On TV, someone is selling the idea of buying by way of a happy family by way of a cleaning product. I want—, I say. Then your mouth on my mouth. Your mouth on my belly. And then. I was never good at being a girl. All those hands made dirty work. Once, my grandmother scooped the Tennessee soil, put it in my mouth. It tasted true. I wanted more. In my steepled city steeped in song, I pitied that christian god his labor. He made marrow and astonishment of us. We made bludgeon of him, bland bread of his son. My neighbor used to be a missionary. Now he spends days painting a bird pecking at the eyeballs of a dead girl. In the painting, you can only see the bird. See how the artist probes the light so the feathers shimmer. Beautiful, the TV mother says to each guest as the house burns down. She sashays through the parlor, stopping to nibble on a stuffed mushroom, dab sweat from the brow of a dignitary. Everything is a metaphor until the body abuts it. Even then. Metaphor with blood. Metaphor with teeth. Metaphor with epinephrine. I name each blow desire. Look how your hand revises my form. Extraordinary ability. Prodigal child. You leave and take your weather with you. I take your language to polish my wound, but rarely do I dare to mean anything at all. A poem is evidence of nothing. You cannot prosecute with a poem. I thought your violence made me good. I thought your desire made me beautiful though the signs chirping wanted all had your face. Maybe you’ve named me innocent after living so long in my mouth. I, for one, always fall in love with the person holding the pen. What will you bring me when I tell you what I’ve done? Lobster, slant of light, doilied petition, blond girl playing scales on the violin? Oh, I will reach right through her. I will extract her best music.

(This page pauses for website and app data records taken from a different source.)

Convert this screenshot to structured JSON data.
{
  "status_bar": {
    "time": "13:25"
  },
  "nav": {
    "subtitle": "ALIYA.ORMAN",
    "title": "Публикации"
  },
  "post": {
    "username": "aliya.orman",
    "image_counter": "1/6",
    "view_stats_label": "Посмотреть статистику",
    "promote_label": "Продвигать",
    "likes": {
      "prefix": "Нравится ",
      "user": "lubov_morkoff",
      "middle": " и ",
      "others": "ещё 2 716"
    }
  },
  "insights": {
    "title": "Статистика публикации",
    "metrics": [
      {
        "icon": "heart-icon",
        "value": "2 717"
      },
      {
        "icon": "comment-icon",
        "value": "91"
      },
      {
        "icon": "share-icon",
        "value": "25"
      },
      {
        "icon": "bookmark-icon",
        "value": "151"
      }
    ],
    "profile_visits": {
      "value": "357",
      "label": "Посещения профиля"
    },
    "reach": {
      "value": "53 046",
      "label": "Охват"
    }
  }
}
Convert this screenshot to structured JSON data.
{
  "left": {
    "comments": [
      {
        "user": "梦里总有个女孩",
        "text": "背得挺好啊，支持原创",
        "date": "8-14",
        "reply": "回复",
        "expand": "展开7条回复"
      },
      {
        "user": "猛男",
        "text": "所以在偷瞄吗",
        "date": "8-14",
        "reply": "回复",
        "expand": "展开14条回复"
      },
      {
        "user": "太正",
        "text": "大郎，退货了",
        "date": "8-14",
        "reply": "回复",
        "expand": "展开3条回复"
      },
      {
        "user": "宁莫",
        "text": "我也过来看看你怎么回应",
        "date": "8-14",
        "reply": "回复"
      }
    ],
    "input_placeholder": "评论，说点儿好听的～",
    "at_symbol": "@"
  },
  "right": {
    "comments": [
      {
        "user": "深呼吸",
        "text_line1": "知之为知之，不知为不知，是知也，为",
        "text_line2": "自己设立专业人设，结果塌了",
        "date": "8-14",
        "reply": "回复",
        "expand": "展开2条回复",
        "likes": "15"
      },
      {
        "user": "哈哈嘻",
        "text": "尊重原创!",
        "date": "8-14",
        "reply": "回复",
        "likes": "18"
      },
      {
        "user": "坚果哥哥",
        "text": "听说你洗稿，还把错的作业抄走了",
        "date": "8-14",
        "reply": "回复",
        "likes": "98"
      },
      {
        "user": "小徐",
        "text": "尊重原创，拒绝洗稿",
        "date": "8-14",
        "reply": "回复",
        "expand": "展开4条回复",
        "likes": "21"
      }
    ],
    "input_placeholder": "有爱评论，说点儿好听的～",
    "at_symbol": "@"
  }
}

Copyright © 2018 by Claire Schwartz. Originally published in Poem-a-Day on August 10, 2018, by the Academy of American Poets.
And then smelling it, feeling it before the sound even reaches him, he kneels at cliff’s edge and for the first time, turns his head toward the now visible falls that gush over a quarter- mile of uplifted sheet- granite across the valley and he pauses, lowering his eyes for a moment, unable to withstand the tranquility—vast, unencumbered, terrifying, and primal. That naked river enthroned upon the massif altar, bowed cypresses congregating on both sides of sun-gleaming rock, a rip in the fabric of the ongoing forest from which rises— as he tries to stand, tottering, half- paralyzed—a shifting rainbow volatilized by ceaseless explosion.
Copyright © 2018 by Forrest Gander. Originally published in Poem-a-Day on August 8, 2018, by the Academy of American Poets.